The Home Valuation Code of Conduct unveiled by Freddie Mac and Fannie Mae in 2008 significantly increased regulatory compliance in the home appraisal industry and was soon incorporated into Dodd-Frank. The provision ultimately eliminates the ability of loan officers to directly interact with appraisers, thereby removing the potential for fraud, Mission Mortgage of Texas, Inc., reports.
Under the new rules, lenders and agents are required to go through a third-party company to find an appraiser. Appraisers are often hired by appraiser management companies that serve as a liaison between the buyer and lender, and those companies try to maximize profits by hiring cheaper appraisers, according to Tampa Bay Times.
Frank Gregoire, the former chairman of the Florida Real Estate Appraisal Board and the appraisal committee for the National Association of Realtors, said that the appraisers are often ill-trained and unfamiliar with the local housing market. As a result, homeowners are often forced to renegotiate or cancel a home sale price.
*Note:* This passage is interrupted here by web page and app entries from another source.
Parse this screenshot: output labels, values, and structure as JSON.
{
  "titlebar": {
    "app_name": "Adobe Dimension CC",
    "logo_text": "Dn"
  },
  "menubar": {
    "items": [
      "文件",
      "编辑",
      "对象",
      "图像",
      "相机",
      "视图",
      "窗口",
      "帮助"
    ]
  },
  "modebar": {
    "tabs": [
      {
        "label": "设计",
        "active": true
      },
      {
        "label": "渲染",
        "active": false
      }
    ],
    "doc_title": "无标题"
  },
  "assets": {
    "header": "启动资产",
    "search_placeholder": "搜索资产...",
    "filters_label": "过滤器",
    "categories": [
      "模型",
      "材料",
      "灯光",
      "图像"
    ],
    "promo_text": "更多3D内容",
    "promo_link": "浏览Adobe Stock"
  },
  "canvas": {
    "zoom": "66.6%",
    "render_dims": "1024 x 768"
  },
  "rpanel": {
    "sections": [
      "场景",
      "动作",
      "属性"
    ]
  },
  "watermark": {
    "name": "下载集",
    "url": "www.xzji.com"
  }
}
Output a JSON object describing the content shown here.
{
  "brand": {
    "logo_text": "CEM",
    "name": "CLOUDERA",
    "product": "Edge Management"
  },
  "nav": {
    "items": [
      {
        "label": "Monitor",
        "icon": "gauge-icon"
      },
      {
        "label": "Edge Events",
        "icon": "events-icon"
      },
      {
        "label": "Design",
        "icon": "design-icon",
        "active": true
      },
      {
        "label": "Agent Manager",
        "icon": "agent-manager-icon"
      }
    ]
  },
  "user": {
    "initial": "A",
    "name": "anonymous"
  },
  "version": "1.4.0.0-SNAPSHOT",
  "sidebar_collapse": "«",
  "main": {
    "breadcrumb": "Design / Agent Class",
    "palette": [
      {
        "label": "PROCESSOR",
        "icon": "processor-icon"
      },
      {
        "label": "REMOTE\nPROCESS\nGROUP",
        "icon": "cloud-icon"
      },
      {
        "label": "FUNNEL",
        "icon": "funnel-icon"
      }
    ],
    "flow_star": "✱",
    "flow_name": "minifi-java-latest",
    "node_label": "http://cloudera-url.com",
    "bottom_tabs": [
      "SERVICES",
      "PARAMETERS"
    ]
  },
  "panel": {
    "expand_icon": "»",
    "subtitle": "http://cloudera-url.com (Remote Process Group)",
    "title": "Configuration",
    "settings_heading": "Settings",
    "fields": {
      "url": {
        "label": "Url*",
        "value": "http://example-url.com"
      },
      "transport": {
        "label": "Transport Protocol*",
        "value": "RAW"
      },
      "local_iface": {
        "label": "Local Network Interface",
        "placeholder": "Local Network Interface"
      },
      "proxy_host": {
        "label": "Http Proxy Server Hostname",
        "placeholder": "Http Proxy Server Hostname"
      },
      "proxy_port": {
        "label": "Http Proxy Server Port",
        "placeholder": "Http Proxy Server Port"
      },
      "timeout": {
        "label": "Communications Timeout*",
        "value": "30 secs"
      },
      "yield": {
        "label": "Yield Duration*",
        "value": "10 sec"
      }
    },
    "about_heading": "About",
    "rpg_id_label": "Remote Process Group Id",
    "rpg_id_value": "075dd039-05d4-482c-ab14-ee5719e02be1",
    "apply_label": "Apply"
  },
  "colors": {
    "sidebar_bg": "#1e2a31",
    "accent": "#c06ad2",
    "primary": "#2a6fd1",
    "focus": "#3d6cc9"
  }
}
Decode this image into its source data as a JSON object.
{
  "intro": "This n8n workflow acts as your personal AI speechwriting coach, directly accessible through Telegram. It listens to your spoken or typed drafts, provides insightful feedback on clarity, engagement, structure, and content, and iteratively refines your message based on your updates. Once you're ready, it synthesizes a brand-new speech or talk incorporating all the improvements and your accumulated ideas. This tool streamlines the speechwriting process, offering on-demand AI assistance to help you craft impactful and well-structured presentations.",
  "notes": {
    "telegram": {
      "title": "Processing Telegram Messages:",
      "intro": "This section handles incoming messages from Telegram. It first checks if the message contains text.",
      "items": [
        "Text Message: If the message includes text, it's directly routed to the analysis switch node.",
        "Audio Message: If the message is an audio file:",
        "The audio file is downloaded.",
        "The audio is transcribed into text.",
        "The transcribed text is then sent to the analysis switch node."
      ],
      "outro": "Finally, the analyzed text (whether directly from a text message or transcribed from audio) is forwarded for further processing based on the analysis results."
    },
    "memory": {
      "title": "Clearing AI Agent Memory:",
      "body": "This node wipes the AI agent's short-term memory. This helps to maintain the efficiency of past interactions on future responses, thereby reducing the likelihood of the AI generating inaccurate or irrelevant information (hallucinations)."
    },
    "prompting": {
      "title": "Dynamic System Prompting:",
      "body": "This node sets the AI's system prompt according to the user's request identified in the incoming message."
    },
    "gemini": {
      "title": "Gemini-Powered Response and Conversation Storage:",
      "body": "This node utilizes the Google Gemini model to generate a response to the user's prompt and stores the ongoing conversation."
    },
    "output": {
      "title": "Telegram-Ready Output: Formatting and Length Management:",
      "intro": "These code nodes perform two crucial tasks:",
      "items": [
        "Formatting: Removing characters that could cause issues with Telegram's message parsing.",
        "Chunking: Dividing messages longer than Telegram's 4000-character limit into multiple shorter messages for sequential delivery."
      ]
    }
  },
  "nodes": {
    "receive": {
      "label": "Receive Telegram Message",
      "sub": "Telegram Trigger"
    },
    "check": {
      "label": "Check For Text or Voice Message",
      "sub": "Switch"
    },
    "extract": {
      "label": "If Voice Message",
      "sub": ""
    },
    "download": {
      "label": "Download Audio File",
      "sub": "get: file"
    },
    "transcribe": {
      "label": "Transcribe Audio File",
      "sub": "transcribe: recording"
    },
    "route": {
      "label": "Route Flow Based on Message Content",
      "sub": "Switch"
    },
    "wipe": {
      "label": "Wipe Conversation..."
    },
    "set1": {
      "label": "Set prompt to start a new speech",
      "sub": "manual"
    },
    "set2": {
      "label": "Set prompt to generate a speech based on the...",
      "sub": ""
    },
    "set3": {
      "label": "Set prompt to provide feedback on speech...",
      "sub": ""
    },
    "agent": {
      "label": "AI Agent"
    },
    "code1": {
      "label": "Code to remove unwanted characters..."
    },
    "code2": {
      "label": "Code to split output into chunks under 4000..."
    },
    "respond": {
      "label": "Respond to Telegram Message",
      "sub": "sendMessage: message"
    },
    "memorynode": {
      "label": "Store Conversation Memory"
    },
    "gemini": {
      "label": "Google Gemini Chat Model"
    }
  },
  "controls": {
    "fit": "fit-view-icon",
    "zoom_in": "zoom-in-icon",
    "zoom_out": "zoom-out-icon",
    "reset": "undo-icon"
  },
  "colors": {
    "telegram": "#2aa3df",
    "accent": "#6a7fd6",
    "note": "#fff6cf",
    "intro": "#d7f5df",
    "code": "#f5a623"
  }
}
“Buyers don’t expect the appraiser to just rubber stamp the sale price,” Gregoire, who testified during Thursday’s House subcommittee hearing on the impact of appraisal regulations on the housing market, said, Tampa Bay Times reports. “They want a good, honest objective appraisal by somebody that has the necessary qualifications to do a credible job.”